Work order: The word "letter" marks the lines to find; copy every such line from the data below.

Extracted records
=== Section Start ===
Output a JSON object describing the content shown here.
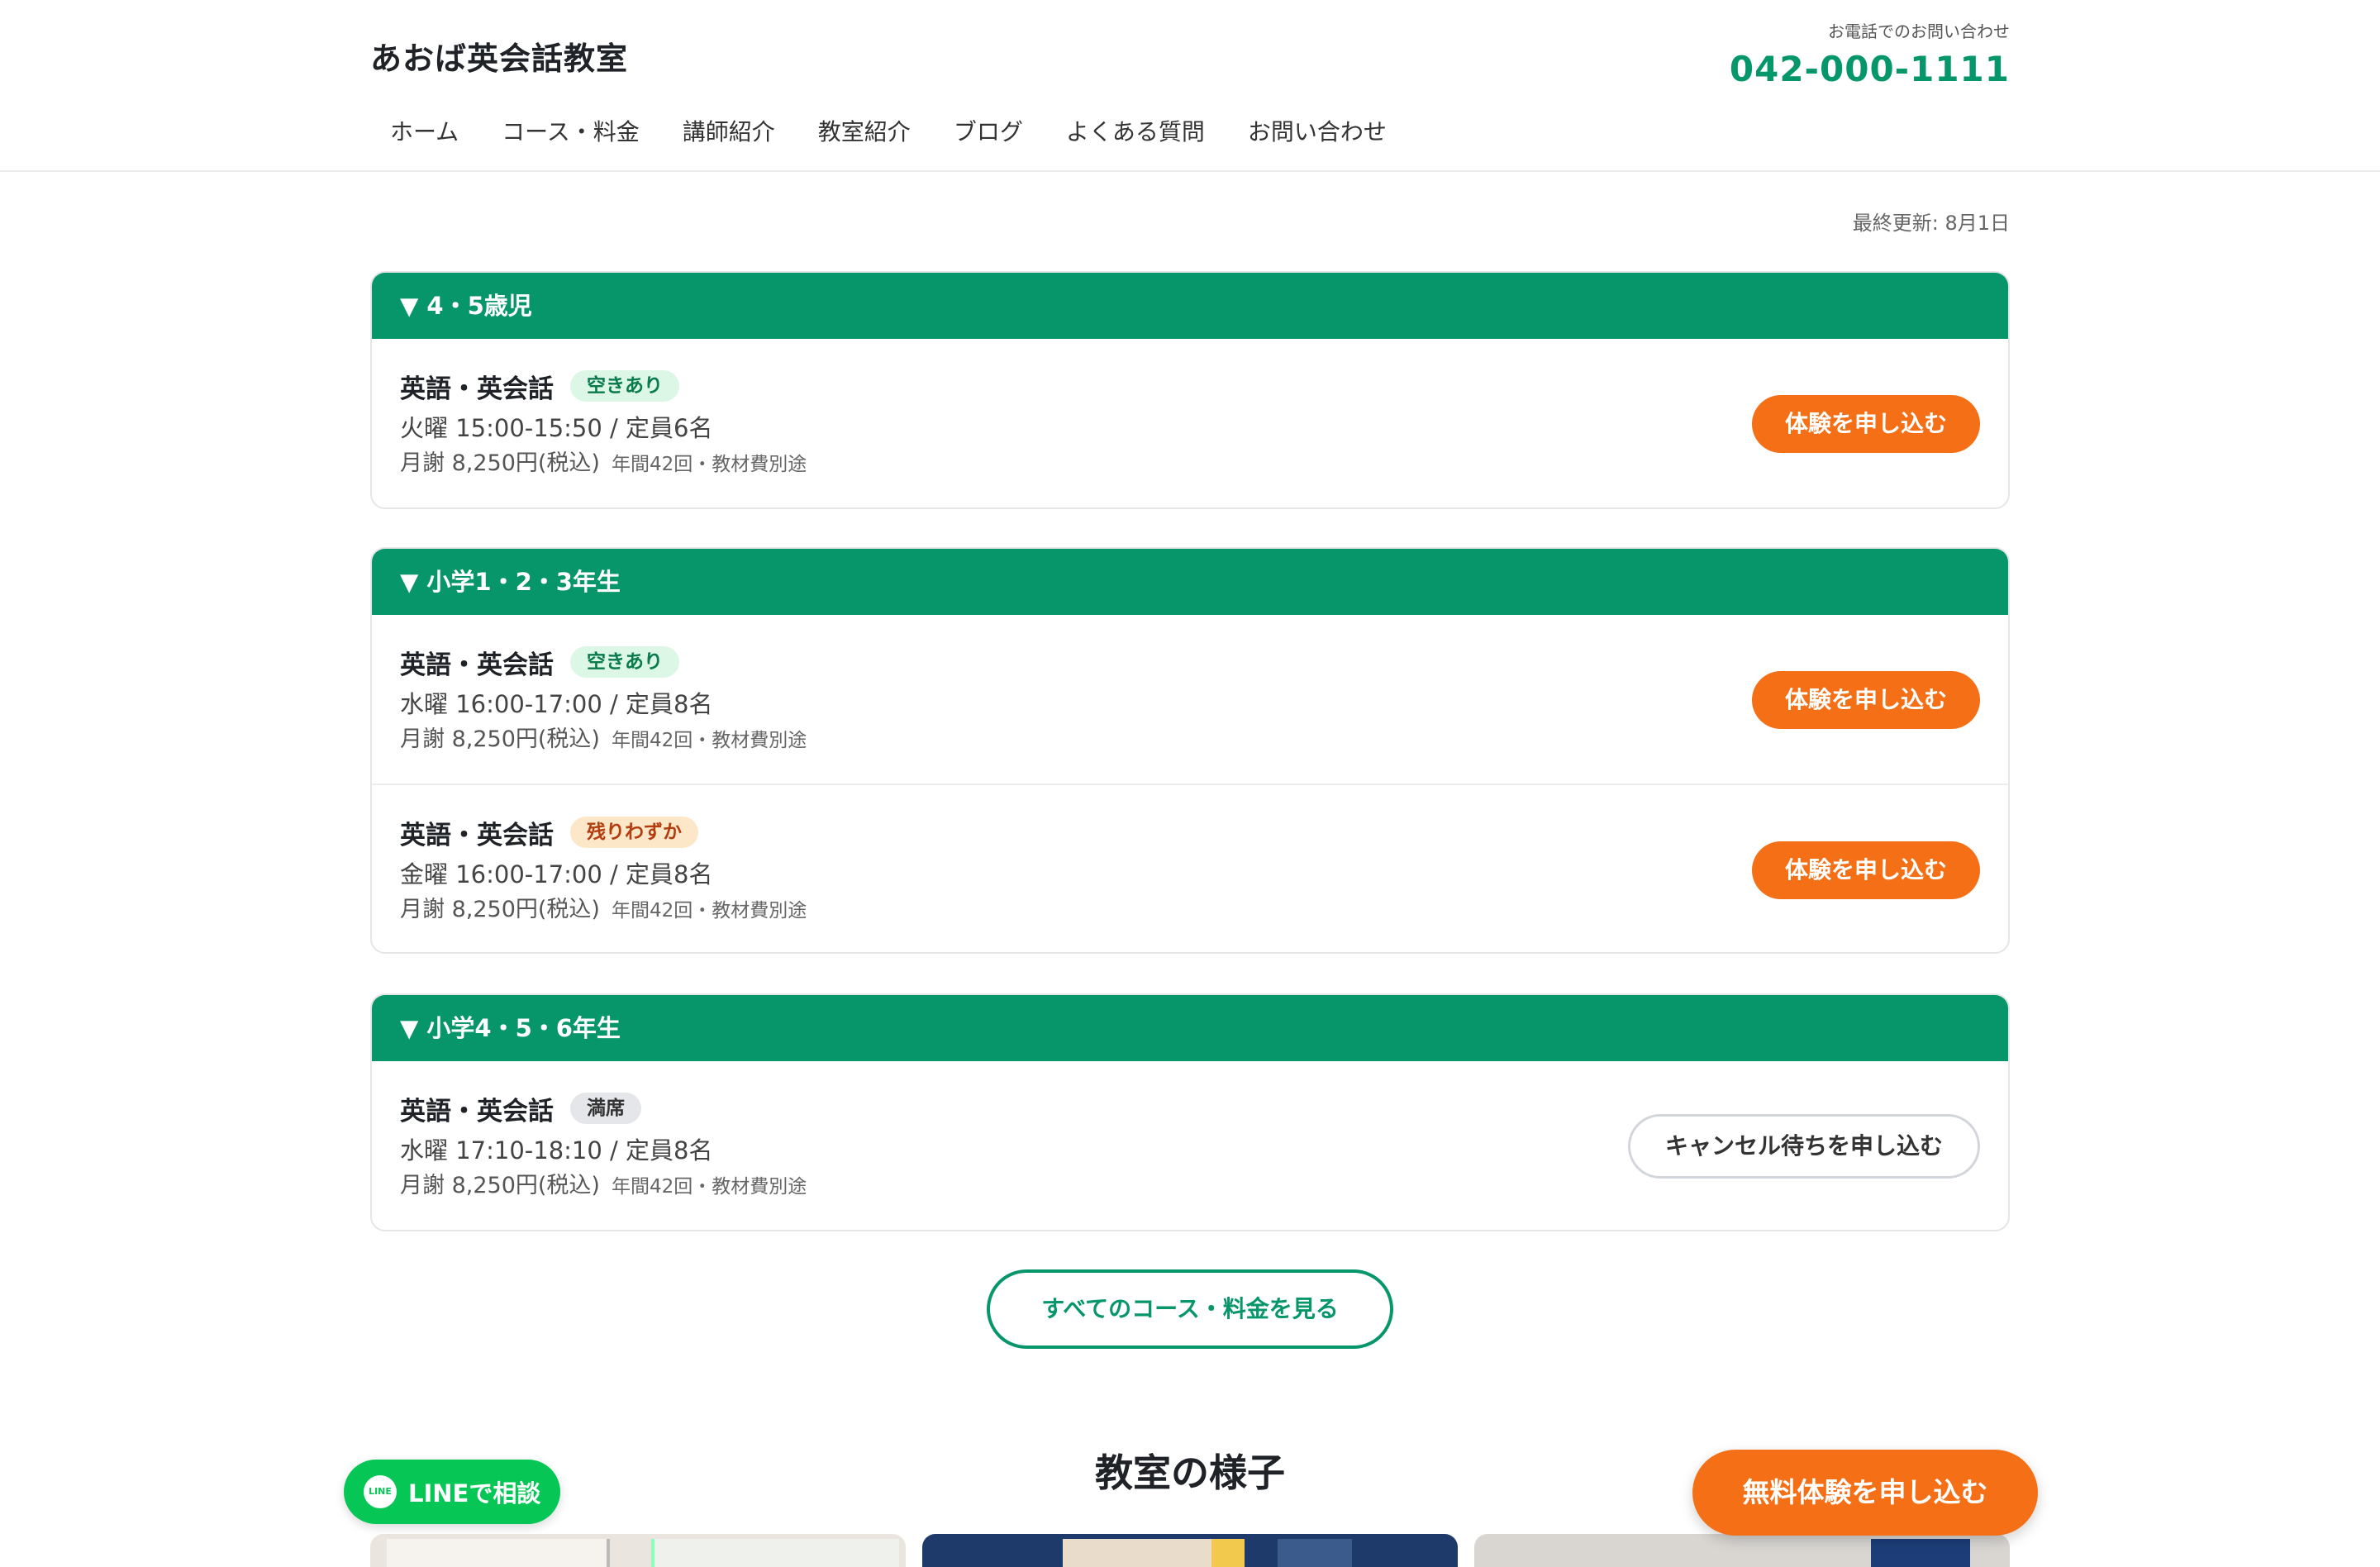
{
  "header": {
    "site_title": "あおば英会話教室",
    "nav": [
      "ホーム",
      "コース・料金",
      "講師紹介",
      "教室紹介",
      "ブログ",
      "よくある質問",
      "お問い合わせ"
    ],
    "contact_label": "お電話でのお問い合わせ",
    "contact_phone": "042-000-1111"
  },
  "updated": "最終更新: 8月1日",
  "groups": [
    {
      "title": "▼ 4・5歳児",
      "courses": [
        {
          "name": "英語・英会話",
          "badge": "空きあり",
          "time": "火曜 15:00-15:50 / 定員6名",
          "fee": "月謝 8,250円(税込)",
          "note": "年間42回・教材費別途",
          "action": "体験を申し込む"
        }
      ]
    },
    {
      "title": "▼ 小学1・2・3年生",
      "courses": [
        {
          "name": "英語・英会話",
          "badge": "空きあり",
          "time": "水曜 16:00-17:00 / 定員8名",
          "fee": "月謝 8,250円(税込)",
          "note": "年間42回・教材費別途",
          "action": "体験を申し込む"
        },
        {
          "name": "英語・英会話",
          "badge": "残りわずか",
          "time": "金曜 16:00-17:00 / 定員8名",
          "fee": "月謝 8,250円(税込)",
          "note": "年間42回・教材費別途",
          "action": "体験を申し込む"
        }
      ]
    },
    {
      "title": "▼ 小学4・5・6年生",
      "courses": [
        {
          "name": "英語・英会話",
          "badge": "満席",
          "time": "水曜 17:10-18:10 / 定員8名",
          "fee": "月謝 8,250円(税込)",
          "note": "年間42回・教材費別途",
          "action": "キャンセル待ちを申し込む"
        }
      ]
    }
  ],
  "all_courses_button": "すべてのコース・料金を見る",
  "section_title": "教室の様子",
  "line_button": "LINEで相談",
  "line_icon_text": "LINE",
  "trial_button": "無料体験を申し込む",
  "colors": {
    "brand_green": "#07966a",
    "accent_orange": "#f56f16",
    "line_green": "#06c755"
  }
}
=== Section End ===
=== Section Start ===
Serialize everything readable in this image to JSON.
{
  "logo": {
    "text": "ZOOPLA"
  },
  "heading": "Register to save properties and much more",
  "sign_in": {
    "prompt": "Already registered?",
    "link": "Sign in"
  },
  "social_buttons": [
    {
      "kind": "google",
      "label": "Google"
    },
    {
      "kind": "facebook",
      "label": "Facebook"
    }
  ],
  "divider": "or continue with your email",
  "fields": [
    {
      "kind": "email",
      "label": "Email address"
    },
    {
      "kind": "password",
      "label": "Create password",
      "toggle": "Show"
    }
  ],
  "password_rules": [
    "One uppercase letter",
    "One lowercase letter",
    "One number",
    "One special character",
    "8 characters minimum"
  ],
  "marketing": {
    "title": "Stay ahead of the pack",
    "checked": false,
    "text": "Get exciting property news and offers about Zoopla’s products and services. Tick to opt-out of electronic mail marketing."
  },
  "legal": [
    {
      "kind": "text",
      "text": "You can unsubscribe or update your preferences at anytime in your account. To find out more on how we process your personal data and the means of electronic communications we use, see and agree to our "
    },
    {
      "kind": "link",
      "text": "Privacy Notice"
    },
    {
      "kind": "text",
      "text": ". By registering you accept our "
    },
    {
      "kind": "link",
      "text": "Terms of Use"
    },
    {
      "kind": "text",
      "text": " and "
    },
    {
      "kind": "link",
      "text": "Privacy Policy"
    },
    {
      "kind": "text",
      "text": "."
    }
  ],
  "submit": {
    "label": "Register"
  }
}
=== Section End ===
Written reply:
    "One uppercase letter",
    "One lowercase letter",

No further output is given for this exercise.